It was slow, which is to say its light sensitivity was low. The original Kodachrome introduced in 1935 was ASA (now ISO) 10. This meant that a picture taken outdoors on a sunny day would be exposed at 1/10 second at f16. (Of course, that was also 1/20 at f11 or a more hand-holdable 1/40 at f8 or 1/80 at f5.6.) This was the era when photography was more deliberative than it is today — fewer pictures were taken but they were, on average, better because more thought went into each one.
In 1961, Kodak introduced “Kodachrome II,” in the minds of many (including me) the best Kodachrome, therefore the best color film, ever. It was still tricky to use, but its color rendition, sharpness, and general goodness was unsurpassed before or since. There was also something called Kodachrome-X, which at ASA 64 was faster, but I don’t know anyone who ever bothered with it. And when Kodachrome II was replaced by Kodachrome 25 in 1974, we all rushed out to buy as much as we could afford of the old stuff, to put in the freezer for use until we were sure the new stuff was okay.
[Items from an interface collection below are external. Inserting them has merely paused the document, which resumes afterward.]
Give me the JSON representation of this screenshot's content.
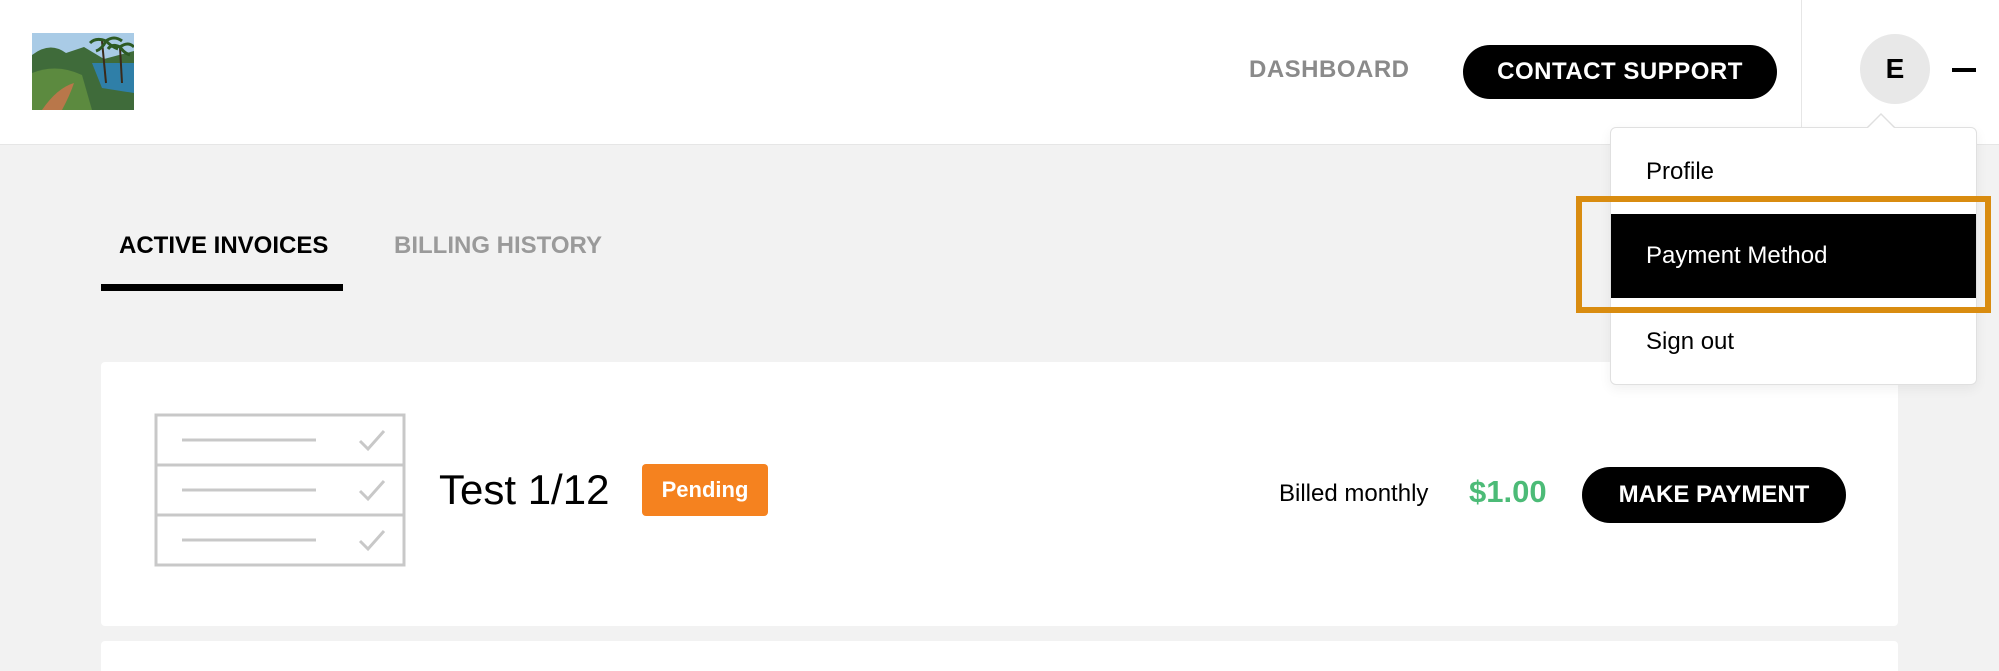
{
  "header": {
    "logo_alt": "Coastal trail photo",
    "nav_dashboard": "DASHBOARD",
    "contact_support": "CONTACT SUPPORT",
    "avatar_initial": "E",
    "menu_icon": "minus-icon"
  },
  "tabs": [
    {
      "label": "ACTIVE INVOICES",
      "active": true
    },
    {
      "label": "BILLING HISTORY",
      "active": false
    }
  ],
  "invoice": {
    "icon": "checklist-icon",
    "title": "Test 1/12",
    "status": "Pending",
    "billing_cycle": "Billed monthly",
    "amount": "$1.00",
    "pay_button": "MAKE PAYMENT"
  },
  "dropdown": {
    "items": [
      {
        "label": "Profile",
        "selected": false
      },
      {
        "label": "Payment Method",
        "selected": true
      },
      {
        "label": "Sign out",
        "selected": false
      }
    ]
  },
  "colors": {
    "accent_black": "#000000",
    "pending_orange": "#f5821f",
    "amount_green": "#4cbb77",
    "highlight_outline": "#d98c10",
    "page_background": "#f2f2f2"
  }
}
It was.
The passing of Kodachrome would be of mild interest if something better had come along to replace it, but the fact is that nothing has. Today’s digital photography has this advantage, and this alone: it is convenient. The pictures are nowhere near as good as those made by a competent photographer shooting Kodachrome. Nor can those pictures be made as good. In addition to issues of sharpness, modern digital photographs are lacking in what is called “dynamic range.” This is the difference between the brightest highlights and the deepest shadows that can be captured in a picture before they turn solid white or solid black. Look at some of your own pictures and you might see what I mean. Kodachrome had a lot broader dynamic range than any digital camera made today. Someday digital will catch up, but not yet.
(Some digital cameras offer a “high dynamic range” option, in which the tripod-mounted camera makes three or more exposures which are then combined in the computer to make something almost as good as a film image. But c’mon.)
This is not to complain. The best photographers have always followed Teddy Roosevelt’s advice to “do what you can with what you have where you are.” The loss of Kodachrome ranks low on the world’s list of ills.
But it will be missed. There was a certain wonderful feeling in heading out on an assignment or just on a nice day, with the gadget bag full of cameras and lenses and bright yellow-and-red Kodachrome boxes. It was matched only by the arrival of the package containing the yellow boxes of processed and mounted slides, and the excitement of seeing if they were as one hoped and remembered.
Now it is gone. Mama didn’t take our Kodachrome away; Eastman Kodak Company and the changing marketplace did.
Dennis E. Powell is crackpot-at-large to Open for Business. Powell was an award-winning reporter in New York and elsewhere before moving to Ohio and becoming a full-time crackpot. You can reach him at firstname.lastname@example.org.